The Washington Times published my On Crime column that covers Sidney Lumet’s four great cop films.
I’ve enjoyed many of director Sidney Lumet’s films over the years, so I looked forward to reading Maura Spiegel’s “Sidney Lumet: A Life” (St. Martin’s).
The biography covers the late director’s early life in New York City’s Lower East Side as the son of Polish immigrants, his life as a child star in the Yiddish theater and his later youthful performances on Broadway. The book also covers Lumet’s time as an innovative television director during TV’s early years. Ms. Spiegel utilized Lumet’s unfinished memoir and performed interviews with his family members, friends and show business professionals to capture the life of an interesting man and filmmaker.
Lumet directed some truly fine films in his lengthy career, from “12 Angry Men” to “Network,” but as a crime aficionado, I was particularly interested in Lumet’s four great cop films: “Serpico,” “Prince of the City,” “Q&A,” and “Night Falls in Manhattan.”

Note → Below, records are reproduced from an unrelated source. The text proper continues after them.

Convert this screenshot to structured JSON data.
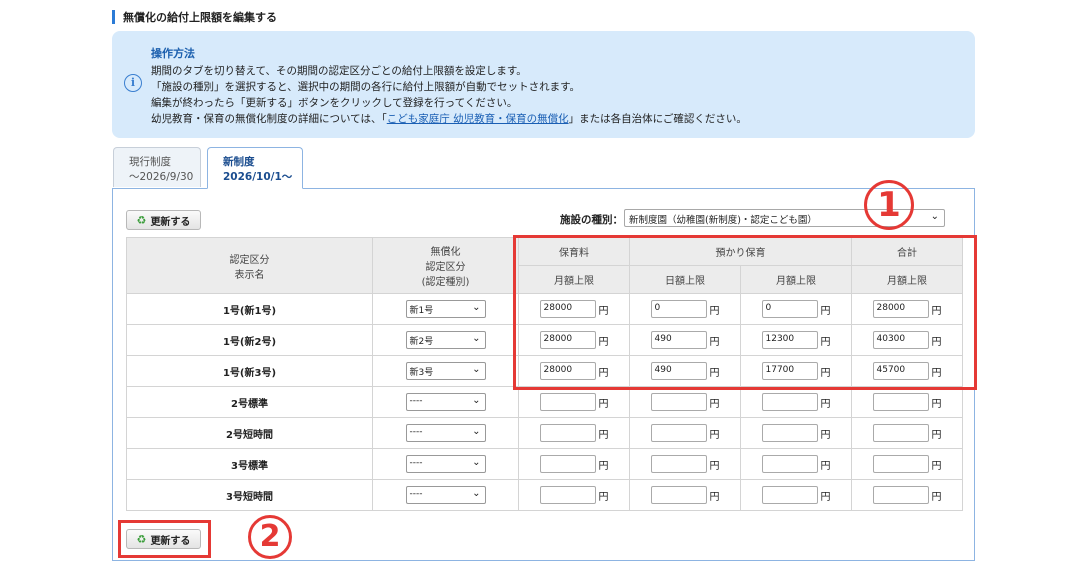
{
  "section_title": "無償化の給付上限額を編集する",
  "info": {
    "title": "操作方法",
    "lines": [
      "期間のタブを切り替えて、その期間の認定区分ごとの給付上限額を設定します。",
      "「施設の種別」を選択すると、選択中の期間の各行に給付上限額が自動でセットされます。",
      "編集が終わったら「更新する」ボタンをクリックして登録を行ってください。"
    ],
    "line4_prefix": "幼児教育・保育の無償化制度の詳細については、「",
    "line4_link": "こども家庭庁 幼児教育・保育の無償化",
    "line4_suffix": "」または各自治体にご確認ください。"
  },
  "tabs": [
    {
      "line1": "現行制度",
      "line2": "～2026/9/30"
    },
    {
      "line1": "新制度",
      "line2": "2026/10/1～"
    }
  ],
  "update_button": "更新する",
  "facility": {
    "label": "施設の種別：",
    "value": "新制度園（幼稚園(新制度)・認定こども園）"
  },
  "table": {
    "h_name": [
      "認定区分",
      "表示名"
    ],
    "h_cat": [
      "無償化",
      "認定区分",
      "(認定種別)"
    ],
    "h_hoiku": "保育料",
    "h_azukari": "預かり保育",
    "h_total": "合計",
    "h_monthly": "月額上限",
    "h_daily": "日額上限",
    "yen": "円",
    "rows": [
      {
        "name": "1号(新1号)",
        "cat": "新1号",
        "hoiku": "28000",
        "daily": "0",
        "monthly": "0",
        "total": "28000"
      },
      {
        "name": "1号(新2号)",
        "cat": "新2号",
        "hoiku": "28000",
        "daily": "490",
        "monthly": "12300",
        "total": "40300"
      },
      {
        "name": "1号(新3号)",
        "cat": "新3号",
        "hoiku": "28000",
        "daily": "490",
        "monthly": "17700",
        "total": "45700"
      },
      {
        "name": "2号標準",
        "cat": "----",
        "hoiku": "",
        "daily": "",
        "monthly": "",
        "total": ""
      },
      {
        "name": "2号短時間",
        "cat": "----",
        "hoiku": "",
        "daily": "",
        "monthly": "",
        "total": ""
      },
      {
        "name": "3号標準",
        "cat": "----",
        "hoiku": "",
        "daily": "",
        "monthly": "",
        "total": ""
      },
      {
        "name": "3号短時間",
        "cat": "----",
        "hoiku": "",
        "daily": "",
        "monthly": "",
        "total": ""
      }
    ]
  },
  "annotations": {
    "one": "①",
    "two": "②"
  },
  "icons": {
    "info": "info-circle-icon",
    "refresh": "refresh-icon",
    "chevron": "chevron-down-icon"
  },
  "colors": {
    "accent": "#2b7bd6",
    "info_bg": "#d7eafb",
    "annotation_red": "#e53935"
  }
}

The cop film quartet covered corrupt cops in New York City, and although I felt the films gave the unfair impression that all New York cops were corrupt, I enjoyed the gritty and otherwise realistic films, two of which — “Serpico” and “Prince of the City” — were based on true stories.
Certainly, there were and are corrupt cops, just as there are corrupt lawyers, accountants, doctors and politicians, but the films’ dramatic focus was on the bad apples. Having covered the cops for many years and spent time on the street with patrol officers, detectives and narcotic officers, and having interviewed the two former cops who were the subjects of “Serpico” and “Prince of the City,” I felt that Lumet captured the cops’ dark sense of humor, their pride and struggles, as well as their vulnerabilities.
You can read the rest of the column via the below link:
You can also read my Q&A with former NYPD detective Robert Leuci and my column on Frank Serpico via the below links: